### WHAT IS EXPECTED
Copy each line below in which the string "this" appears.

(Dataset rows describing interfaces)

####################

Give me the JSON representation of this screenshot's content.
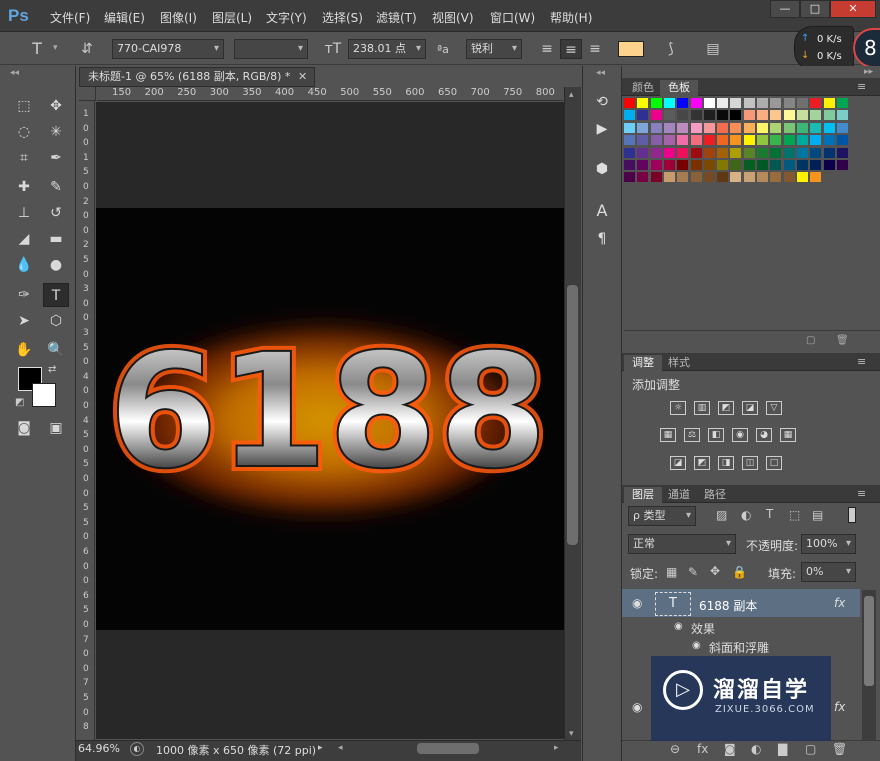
{
  "app": {
    "logo": "Ps"
  },
  "menu": [
    "文件(F)",
    "编辑(E)",
    "图像(I)",
    "图层(L)",
    "文字(Y)",
    "选择(S)",
    "滤镜(T)",
    "视图(V)",
    "窗口(W)",
    "帮助(H)"
  ],
  "window_buttons": {
    "minimize": "—",
    "restore": "□",
    "close": "✕"
  },
  "options": {
    "font_family": "770-CAI978",
    "font_style": "",
    "font_size": "238.01 点",
    "aa_label": "ªa",
    "antialias": "锐利",
    "swatch_color": "#fcd28c"
  },
  "network": {
    "up": "0 K/s",
    "down": "0 K/s",
    "number": "8"
  },
  "document": {
    "tab_title": "未标题-1 @ 65% (6188 副本, RGB/8) *",
    "zoom": "64.96%",
    "doc_info": "1000 像素 x 650 像素 (72 ppi)",
    "text_content": "6188"
  },
  "ruler": {
    "h_labels": [
      "150",
      "200",
      "250",
      "300",
      "350",
      "400",
      "450",
      "500",
      "550",
      "600",
      "650",
      "700",
      "750",
      "800"
    ],
    "v_labels": [
      "1",
      "0",
      "0",
      "1",
      "5",
      "0",
      "2",
      "0",
      "0",
      "2",
      "5",
      "0",
      "3",
      "0",
      "0",
      "3",
      "5",
      "0",
      "4",
      "0",
      "0",
      "4",
      "5",
      "0",
      "5",
      "0",
      "0",
      "5",
      "5",
      "0",
      "6",
      "0",
      "0",
      "6",
      "5",
      "0",
      "7",
      "0",
      "0",
      "7",
      "5",
      "0",
      "8"
    ]
  },
  "swatches_panel": {
    "tabs": [
      "颜色",
      "色板"
    ],
    "active": "色板",
    "colors": [
      "#ff0000",
      "#ffff00",
      "#00ff00",
      "#00ffff",
      "#0000ff",
      "#ff00ff",
      "#ffffff",
      "#ebebeb",
      "#d6d6d6",
      "#c2c2c2",
      "#adadad",
      "#999999",
      "#858585",
      "#707070",
      "#ee1d24",
      "#fff200",
      "#00a651",
      "#00aeef",
      "#2e3192",
      "#ec008c",
      "#5c5c5c",
      "#474747",
      "#333333",
      "#1f1f1f",
      "#0a0a0a",
      "#000000",
      "#f7977a",
      "#fbad82",
      "#fdc68c",
      "#fff799",
      "#c6df9c",
      "#a4d49d",
      "#81ca9d",
      "#7bcdc8",
      "#6ccff7",
      "#7da7d9",
      "#8781bd",
      "#a286bd",
      "#bc8cbf",
      "#f49bc1",
      "#f5989d",
      "#f26c4f",
      "#f68e56",
      "#fbaf5d",
      "#fff467",
      "#acd372",
      "#7cc576",
      "#3bb878",
      "#1abbb4",
      "#00bff3",
      "#438ccb",
      "#5574b9",
      "#605ca8",
      "#855fa8",
      "#a763a9",
      "#ef6ea8",
      "#f16d7e",
      "#ee1d24",
      "#f16522",
      "#f7941d",
      "#fff200",
      "#8fc63d",
      "#37b44a",
      "#00a650",
      "#00a99e",
      "#00aeef",
      "#0072bc",
      "#0054a5",
      "#2f3192",
      "#652c91",
      "#91278f",
      "#ed008c",
      "#ee105a",
      "#9d0a0f",
      "#a1410d",
      "#a36209",
      "#aba000",
      "#588528",
      "#197b30",
      "#007236",
      "#00736a",
      "#0076a4",
      "#004a80",
      "#003370",
      "#1d1363",
      "#450e61",
      "#62055f",
      "#9e005c",
      "#9d0039",
      "#790000",
      "#7b3000",
      "#7c4900",
      "#827a00",
      "#3e6617",
      "#045f20",
      "#005824",
      "#005951",
      "#005b7e",
      "#003562",
      "#002056",
      "#0c004b",
      "#30004a",
      "#4b0048",
      "#7a0045",
      "#7a0026",
      "#c69c6d",
      "#a77c50",
      "#8a6239",
      "#744b24",
      "#603813",
      "#d8b282",
      "#c9a275",
      "#b58b5c",
      "#996c3e",
      "#825832",
      "#fff200",
      "#f7941d"
    ]
  },
  "adjust_panel": {
    "tabs": [
      "调整",
      "样式"
    ],
    "title": "添加调整",
    "row1": [
      "☼",
      "▥",
      "◩",
      "◪",
      "▽"
    ],
    "row2": [
      "▦",
      "⚖",
      "◧",
      "◉",
      "◕",
      "▦"
    ],
    "row3": [
      "◪",
      "◩",
      "◨",
      "◫",
      "□"
    ]
  },
  "layers_panel": {
    "tabs": [
      "图层",
      "通道",
      "路径"
    ],
    "filter_label": "ρ 类型",
    "blend_mode": "正常",
    "opacity_label": "不透明度:",
    "opacity": "100%",
    "lock_label": "锁定:",
    "fill_label": "填充:",
    "fill": "0%",
    "layer_name": "6188 副本",
    "fx": "fx",
    "effects_label": "效果",
    "effect_name": "斜面和浮雕",
    "footer_icons": [
      "⊖",
      "fx",
      "◙",
      "◐",
      "▇",
      "▢",
      "🗑"
    ]
  },
  "watermark": {
    "title": "溜溜自学",
    "url": "ZIXUE.3066.COM"
  }
}
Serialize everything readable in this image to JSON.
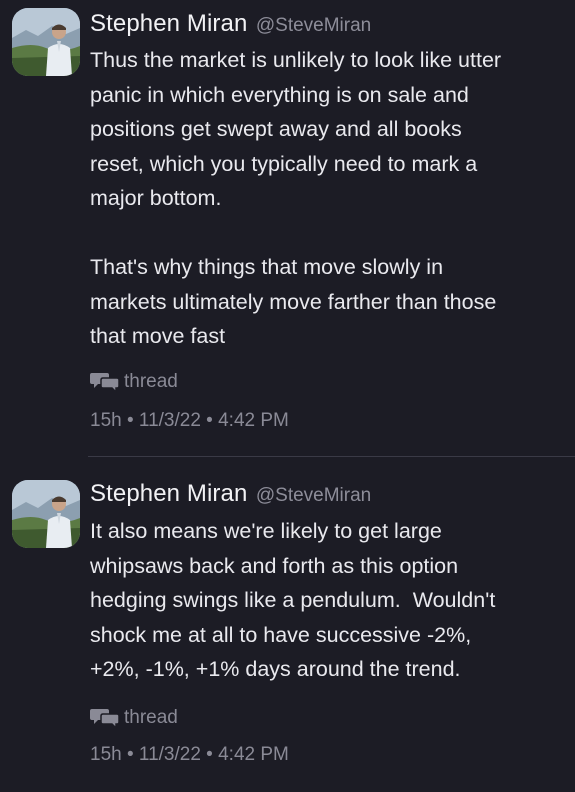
{
  "tweets": [
    {
      "author_name": "Stephen Miran",
      "author_handle": "@SteveMiran",
      "text": "Thus the market is unlikely to look like utter\npanic in which everything is on sale and\npositions get swept away and all books\nreset, which you typically need to mark a\nmajor bottom.\n\nThat's why things that move slowly in\nmarkets ultimately move farther than those\nthat move fast",
      "thread_label": "thread",
      "timestamp": "15h • 11/3/22 • 4:42 PM"
    },
    {
      "author_name": "Stephen Miran",
      "author_handle": "@SteveMiran",
      "text": "It also means we're likely to get large\nwhipsaws back and forth as this option\nhedging swings like a pendulum.  Wouldn't\nshock me at all to have successive -2%,\n+2%, -1%, +1% days around the trend.",
      "thread_label": "thread",
      "timestamp": "15h • 11/3/22 • 4:42 PM"
    }
  ],
  "icons": {
    "thread": "speech-bubbles-icon",
    "avatar": "profile-photo"
  },
  "colors": {
    "background": "#1c1c25",
    "text": "#e9e9ee",
    "secondary_text": "#8a8a96",
    "divider": "#3a3a46"
  }
}
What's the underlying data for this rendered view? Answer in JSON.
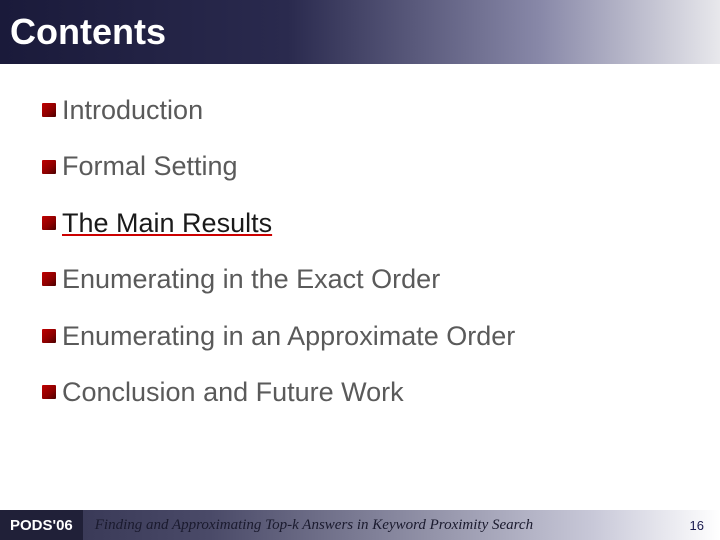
{
  "title": "Contents",
  "items": [
    {
      "text": "Introduction",
      "active": false
    },
    {
      "text": "Formal Setting",
      "active": false
    },
    {
      "text": "The Main Results",
      "active": true
    },
    {
      "text": "Enumerating in the Exact Order",
      "active": false
    },
    {
      "text": "Enumerating in an Approximate Order",
      "active": false
    },
    {
      "text": "Conclusion and Future Work",
      "active": false
    }
  ],
  "footer": {
    "tag": "PODS'06",
    "title": "Finding and Approximating Top-k Answers in Keyword Proximity Search",
    "page": "16"
  }
}
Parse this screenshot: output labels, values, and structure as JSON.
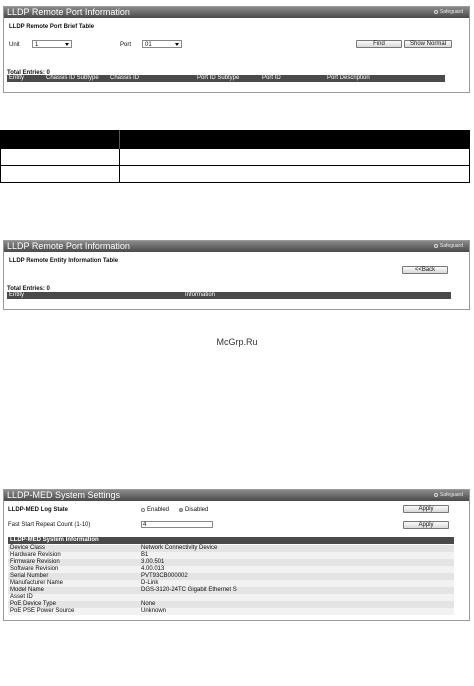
{
  "watermark": "McGrp.Ru",
  "safeguard_label": "Safeguard",
  "panel1": {
    "title": "LLDP Remote Port Information",
    "subtitle": "LLDP Remote Port Brief Table",
    "unit_label": "Unit",
    "unit_value": "1",
    "port_label": "Port",
    "port_value": "01",
    "find_button": "Find",
    "show_normal_button": "Show Normal",
    "total_entries": "Total Entries: 0",
    "columns": [
      "Entity",
      "Chassis ID Subtype",
      "Chassis ID",
      "Port ID Subtype",
      "Port ID",
      "Port Description"
    ]
  },
  "panel2": {
    "title": "LLDP Remote Port Information",
    "subtitle": "LLDP Remote Entity Information Table",
    "back_button": "<<Back",
    "total_entries": "Total Entries: 0",
    "columns": [
      "Entity",
      "Information"
    ]
  },
  "panel3": {
    "title": "LLDP-MED System Settings",
    "log_state_label": "LLDP-MED Log State",
    "enabled_label": "Enabled",
    "disabled_label": "Disabled",
    "log_state_selected": "Disabled",
    "apply_button": "Apply",
    "fast_start_label": "Fast Start Repeat Count (1-10)",
    "fast_start_value": "4",
    "apply_button2": "Apply",
    "info_title": "LLDP-MED System Information",
    "info_rows": [
      {
        "label": "Device Class",
        "value": "Network Connectivity Device"
      },
      {
        "label": "Hardware Revision",
        "value": "B1"
      },
      {
        "label": "Firmware Revision",
        "value": "3.00.501"
      },
      {
        "label": "Software Revision",
        "value": "4.00.013"
      },
      {
        "label": "Serial Number",
        "value": "PVT93CB000002"
      },
      {
        "label": "Manufacturer Name",
        "value": "D-Link"
      },
      {
        "label": "Model Name",
        "value": "DGS-3120-24TC Gigabit Ethernet S"
      },
      {
        "label": "Asset ID",
        "value": ""
      },
      {
        "label": "PoE Device Type",
        "value": "None"
      },
      {
        "label": "PoE PSE Power Source",
        "value": "Unknown"
      }
    ]
  }
}
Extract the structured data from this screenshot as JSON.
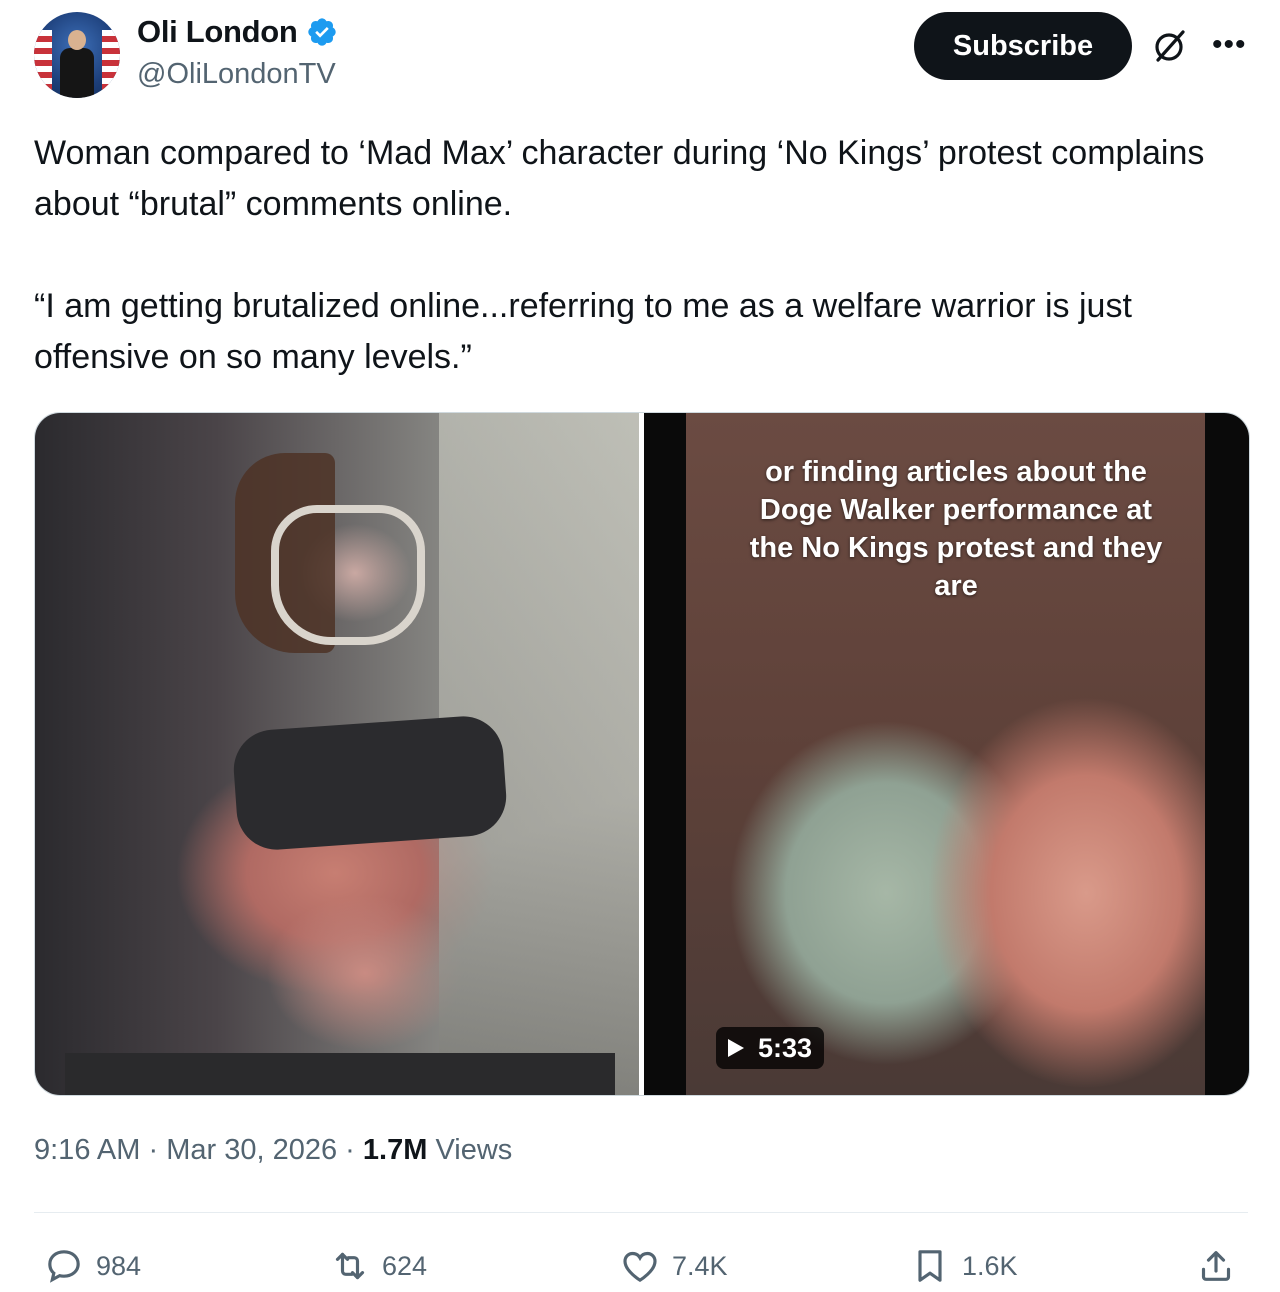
{
  "author": {
    "name": "Oli London",
    "handle": "@OliLondonTV"
  },
  "header": {
    "subscribe_label": "Subscribe"
  },
  "tweet": {
    "paragraphs": [
      "Woman compared to ‘Mad Max’ character during ‘No Kings’ protest complains about “brutal” comments online.",
      "“I am getting brutalized online...referring to me as a welfare warrior is just offensive on so many levels.”"
    ]
  },
  "media": {
    "video_caption": "or finding articles about the Doge Walker performance at the No Kings protest and they are",
    "video_duration": "5:33"
  },
  "meta": {
    "time": "9:16 AM",
    "date": "Mar 30, 2026",
    "separator": "·",
    "views_count": "1.7M",
    "views_label": "Views"
  },
  "actions": {
    "replies": "984",
    "reposts": "624",
    "likes": "7.4K",
    "bookmarks": "1.6K"
  },
  "colors": {
    "verified": "#1d9bf0",
    "text": "#0f1419",
    "secondary": "#536471"
  }
}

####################

### RESULT OF THE EXERCISE
Give me the JSON representation of this screenshot's content.
Serialize everything readable in this image to JSON.
      "text": "It also means we're likely to get large\nwhipsaws back and forth as this option\nhedging swings like a pendulum.  Wouldn't\nshock me at all to have successive -2%,\n+2%, -1%, +1% days around the trend.",
What's the underlying data for this rendered view? Answer in JSON.
Parse this screenshot: output labels, values, and structure as JSON.
Extract the structured data from this screenshot as JSON.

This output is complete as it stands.